As often happens with me, I have both an emotional and a rational response to this trend. Rationally, I understand why some bookstores feel the need to charge. Oftentimes, attendees don't buy a book at the event. (I don't always. Sometimes, after hearing the author, I don't want the book; sometimes I'm just not in a buying mood. Sometimes my budget doesn't allow it. Sometimes- yes- I got it somewhere else and have come as a fan to meet the author.) Oftentimes people do treat independent bookstores disrespectfully as, as Harvard Book Store marketing manager Heather Gain is quoted as saying, an "Amazon showroom."And bookstores need to make money- they need to see some return on the time and money they invest in events. Freeloaders are a burden and a detriment. The rational side is why I don't mind paying $5 or $10- and I rarely remember to cash in coupon value if it's offered.
I get bothered when it goes beyond that. For big-name authors, I've paid upwards of $50 per event to attend with my husband or a friend. One event cost $21.99 per person- the cost of the author's latest book. In that case a copy of the book came with the ticket, but it's not like my husband and I needed two copies. Anyone want a signed copy of Squirrel Meets Chipmunk? Just kidding. But I had to buy an extra just to get him in and I wish he could have joined me without having to cough up for a superfluous book.
I've also heard of bookstores charging for signatures. So the reading is free but if you want to get your book signed and shake hands with the author you're going to have to pony up. Really? Because that just makes me sad. Having a moment with an author can be important in the life of a reader- it can bond a reader to an author and his or her work for life. It would be a shame to take special time and commodify it. What if money's tight and that's the only chance someone might ever have, and he or she misses a memory to cherish over a little money? Are independent bookstore events to become insiders-only receptions for the affluent only? Maybe privileged customers will start clamoring for more services or perks or something in return for paying for what used to be gratis. Or maybe those on the edge will give up on indies all together.
(Regarding charging for signings, I have a different opinion when it comes to people who show up with armloads of copies of a single title obviously destined for secondary sale. I see those people, usually the same people, at virtually every event I attend. They should pay per signature!)

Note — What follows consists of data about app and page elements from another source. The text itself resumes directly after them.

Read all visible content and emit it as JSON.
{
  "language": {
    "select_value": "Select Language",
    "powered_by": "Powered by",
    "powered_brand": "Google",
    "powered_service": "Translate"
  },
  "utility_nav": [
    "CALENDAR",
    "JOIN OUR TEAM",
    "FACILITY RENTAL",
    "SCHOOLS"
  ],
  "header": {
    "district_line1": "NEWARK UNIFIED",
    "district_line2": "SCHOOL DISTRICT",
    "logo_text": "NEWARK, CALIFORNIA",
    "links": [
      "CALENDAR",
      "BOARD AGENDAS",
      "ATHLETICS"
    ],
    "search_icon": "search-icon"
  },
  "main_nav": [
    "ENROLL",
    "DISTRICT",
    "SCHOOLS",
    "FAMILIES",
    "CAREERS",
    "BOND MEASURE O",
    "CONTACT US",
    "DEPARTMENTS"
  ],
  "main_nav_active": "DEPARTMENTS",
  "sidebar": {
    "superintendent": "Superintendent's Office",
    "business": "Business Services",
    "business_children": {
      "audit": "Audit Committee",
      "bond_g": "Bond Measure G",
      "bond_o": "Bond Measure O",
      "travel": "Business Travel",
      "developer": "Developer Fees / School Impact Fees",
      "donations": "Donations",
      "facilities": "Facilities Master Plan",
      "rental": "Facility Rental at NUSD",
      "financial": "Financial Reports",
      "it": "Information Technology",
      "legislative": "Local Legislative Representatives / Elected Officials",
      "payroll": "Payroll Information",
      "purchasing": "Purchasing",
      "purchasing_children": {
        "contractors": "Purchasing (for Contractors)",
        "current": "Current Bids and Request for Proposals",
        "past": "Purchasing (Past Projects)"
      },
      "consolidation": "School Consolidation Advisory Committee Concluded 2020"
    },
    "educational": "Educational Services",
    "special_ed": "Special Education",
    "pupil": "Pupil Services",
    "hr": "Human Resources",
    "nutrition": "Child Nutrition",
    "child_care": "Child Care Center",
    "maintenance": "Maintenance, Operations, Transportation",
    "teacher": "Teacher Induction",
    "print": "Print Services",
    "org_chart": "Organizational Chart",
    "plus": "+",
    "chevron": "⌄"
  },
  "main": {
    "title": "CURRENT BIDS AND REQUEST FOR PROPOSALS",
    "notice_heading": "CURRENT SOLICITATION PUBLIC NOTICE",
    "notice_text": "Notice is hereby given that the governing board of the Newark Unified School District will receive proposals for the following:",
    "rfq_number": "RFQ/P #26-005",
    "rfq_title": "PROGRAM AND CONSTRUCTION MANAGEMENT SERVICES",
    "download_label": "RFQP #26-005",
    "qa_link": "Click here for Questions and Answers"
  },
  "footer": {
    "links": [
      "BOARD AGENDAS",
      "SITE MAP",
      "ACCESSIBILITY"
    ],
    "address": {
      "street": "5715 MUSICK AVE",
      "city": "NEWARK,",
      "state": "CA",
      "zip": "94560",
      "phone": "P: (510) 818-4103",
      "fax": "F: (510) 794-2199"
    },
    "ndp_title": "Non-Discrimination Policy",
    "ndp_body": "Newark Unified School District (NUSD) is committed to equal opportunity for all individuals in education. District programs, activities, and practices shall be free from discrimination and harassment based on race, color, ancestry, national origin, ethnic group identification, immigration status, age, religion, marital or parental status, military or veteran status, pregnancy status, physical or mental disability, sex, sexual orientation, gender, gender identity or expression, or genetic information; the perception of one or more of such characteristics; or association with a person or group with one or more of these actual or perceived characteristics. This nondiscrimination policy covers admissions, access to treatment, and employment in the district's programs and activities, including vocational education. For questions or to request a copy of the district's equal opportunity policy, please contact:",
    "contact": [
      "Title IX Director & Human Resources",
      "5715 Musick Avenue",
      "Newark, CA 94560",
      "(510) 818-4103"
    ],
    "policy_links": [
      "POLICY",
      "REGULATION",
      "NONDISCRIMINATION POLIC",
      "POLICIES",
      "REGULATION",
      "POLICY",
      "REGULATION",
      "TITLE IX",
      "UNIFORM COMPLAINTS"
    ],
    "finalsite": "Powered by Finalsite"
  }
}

So I don't mind paying a little but it bothers me to pay what feels like a lot. And I don't like being required to purchase a copy of the book. What if, after the reading, I don't want the book? Can I give it back for a refund? As a book lover and someone with time on her hands now and then, I like being able to attend readings when I need something to do. It keeps me coming into the store- it keeps the store important to me and it encourages me to shop there. The other night I went to listen to Michael Bronski read from and discuss his book A Queer History of the United States, a book which, alas, I am unlikely to buy, but I appreciated the opportunity to learn about it and browsed the store while I was there to get some ideas for later. I can't possibly afford to buy a copy of every book whose author I see or want to see and my life and my social calendar is made so much richer by the presence of bookstore events. So I do the best I can to buy what I can and what I want, and I do try to treat indies with the respect they deserve. We should all do the same.